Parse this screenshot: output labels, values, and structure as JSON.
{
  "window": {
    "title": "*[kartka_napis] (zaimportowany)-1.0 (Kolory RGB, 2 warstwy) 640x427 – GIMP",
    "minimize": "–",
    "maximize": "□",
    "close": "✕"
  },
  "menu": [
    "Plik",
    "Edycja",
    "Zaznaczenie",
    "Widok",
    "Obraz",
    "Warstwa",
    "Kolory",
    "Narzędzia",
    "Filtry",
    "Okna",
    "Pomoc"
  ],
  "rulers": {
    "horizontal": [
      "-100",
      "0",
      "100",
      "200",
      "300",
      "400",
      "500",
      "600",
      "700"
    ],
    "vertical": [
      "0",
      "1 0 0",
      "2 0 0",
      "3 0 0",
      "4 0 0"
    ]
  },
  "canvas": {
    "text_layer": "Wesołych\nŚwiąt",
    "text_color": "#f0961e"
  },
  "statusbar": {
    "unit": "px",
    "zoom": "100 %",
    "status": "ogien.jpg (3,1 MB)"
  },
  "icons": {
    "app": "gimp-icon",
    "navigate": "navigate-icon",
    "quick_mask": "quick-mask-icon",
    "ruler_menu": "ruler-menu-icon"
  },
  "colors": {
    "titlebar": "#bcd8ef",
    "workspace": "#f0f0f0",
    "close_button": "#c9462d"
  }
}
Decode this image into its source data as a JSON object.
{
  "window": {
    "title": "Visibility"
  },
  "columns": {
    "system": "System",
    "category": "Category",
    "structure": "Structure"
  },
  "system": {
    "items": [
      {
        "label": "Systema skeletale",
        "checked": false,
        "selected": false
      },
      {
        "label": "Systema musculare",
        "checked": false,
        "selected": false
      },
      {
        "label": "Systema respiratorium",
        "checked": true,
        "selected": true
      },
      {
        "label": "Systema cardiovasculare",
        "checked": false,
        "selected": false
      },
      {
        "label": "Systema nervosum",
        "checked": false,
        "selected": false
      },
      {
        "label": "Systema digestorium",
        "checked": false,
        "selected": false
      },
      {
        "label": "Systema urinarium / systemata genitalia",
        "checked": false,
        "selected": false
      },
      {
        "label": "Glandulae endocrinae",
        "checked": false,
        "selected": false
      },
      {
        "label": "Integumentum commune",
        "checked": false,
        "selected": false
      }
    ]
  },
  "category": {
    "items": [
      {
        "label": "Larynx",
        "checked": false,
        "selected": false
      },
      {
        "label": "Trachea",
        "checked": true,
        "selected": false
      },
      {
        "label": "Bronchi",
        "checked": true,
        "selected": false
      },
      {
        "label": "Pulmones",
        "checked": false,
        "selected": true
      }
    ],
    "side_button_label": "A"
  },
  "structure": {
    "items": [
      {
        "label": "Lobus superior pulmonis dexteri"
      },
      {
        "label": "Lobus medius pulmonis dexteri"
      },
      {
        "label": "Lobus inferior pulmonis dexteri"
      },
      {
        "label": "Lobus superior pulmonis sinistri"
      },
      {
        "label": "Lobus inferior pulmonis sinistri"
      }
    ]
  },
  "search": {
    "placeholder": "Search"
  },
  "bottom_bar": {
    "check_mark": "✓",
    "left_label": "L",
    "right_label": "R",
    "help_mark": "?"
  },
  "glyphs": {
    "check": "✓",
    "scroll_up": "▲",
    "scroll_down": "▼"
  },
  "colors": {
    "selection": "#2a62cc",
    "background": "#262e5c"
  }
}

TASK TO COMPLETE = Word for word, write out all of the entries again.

RESPONSE AREA =
Parse this screenshot: output labels, values, and structure as JSON.
{
  "window": {
    "title": "*[kartka_napis] (zaimportowany)-1.0 (Kolory RGB, 2 warstwy) 640x427 – GIMP",
    "minimize": "–",
    "maximize": "□",
    "close": "✕"
  },
  "menu": [
    "Plik",
    "Edycja",
    "Zaznaczenie",
    "Widok",
    "Obraz",
    "Warstwa",
    "Kolory",
    "Narzędzia",
    "Filtry",
    "Okna",
    "Pomoc"
  ],
  "rulers": {
    "horizontal": [
      "-100",
      "0",
      "100",
      "200",
      "300",
      "400",
      "500",
      "600",
      "700"
    ],
    "vertical": [
      "0",
      "1 0 0",
      "2 0 0",
      "3 0 0",
      "4 0 0"
    ]
  },
  "canvas": {
    "text_layer": "Wesołych\nŚwiąt",
    "text_color": "#f0961e"
  },
  "statusbar": {
    "unit": "px",
    "zoom": "100 %",
    "status": "ogien.jpg (3,1 MB)"
  },
  "icons": {
    "app": "gimp-icon",
    "navigate": "navigate-icon",
    "quick_mask": "quick-mask-icon",
    "ruler_menu": "ruler-menu-icon"
  },
  "colors": {
    "titlebar": "#bcd8ef",
    "workspace": "#f0f0f0",
    "close_button": "#c9462d"
  }
}
Decode this image into its source data as a JSON object.
{
  "window": {
    "title": "Visibility"
  },
  "columns": {
    "system": "System",
    "category": "Category",
    "structure": "Structure"
  },
  "system": {
    "items": [
      {
        "label": "Systema skeletale",
        "checked": false,
        "selected": false
      },
      {
        "label": "Systema musculare",
        "checked": false,
        "selected": false
      },
      {
        "label": "Systema respiratorium",
        "checked": true,
        "selected": true
      },
      {
        "label": "Systema cardiovasculare",
        "checked": false,
        "selected": false
      },
      {
        "label": "Systema nervosum",
        "checked": false,
        "selected": false
      },
      {
        "label": "Systema digestorium",
        "checked": false,
        "selected": false
      },
      {
        "label": "Systema urinarium / systemata genitalia",
        "checked": false,
        "selected": false
      },
      {
        "label": "Glandulae endocrinae",
        "checked": false,
        "selected": false
      },
      {
        "label": "Integumentum commune",
        "checked": false,
        "selected": false
      }
    ]
  },
  "category": {
    "items": [
      {
        "label": "Larynx",
        "checked": false,
        "selected": false
      },
      {
        "label": "Trachea",
        "checked": true,
        "selected": false
      },
      {
        "label": "Bronchi",
        "checked": true,
        "selected": false
      },
      {
        "label": "Pulmones",
        "checked": false,
        "selected": true
      }
    ],
    "side_button_label": "A"
  },
  "structure": {
    "items": [
      {
        "label": "Lobus superior pulmonis dexteri"
      },
      {
        "label": "Lobus medius pulmonis dexteri"
      },
      {
        "label": "Lobus inferior pulmonis dexteri"
      },
      {
        "label": "Lobus superior pulmonis sinistri"
      },
      {
        "label": "Lobus inferior pulmonis sinistri"
      }
    ]
  },
  "search": {
    "placeholder": "Search"
  },
  "bottom_bar": {
    "check_mark": "✓",
    "left_label": "L",
    "right_label": "R",
    "help_mark": "?"
  },
  "glyphs": {
    "check": "✓",
    "scroll_up": "▲",
    "scroll_down": "▼"
  },
  "colors": {
    "selection": "#2a62cc",
    "background": "#262e5c"
  }
}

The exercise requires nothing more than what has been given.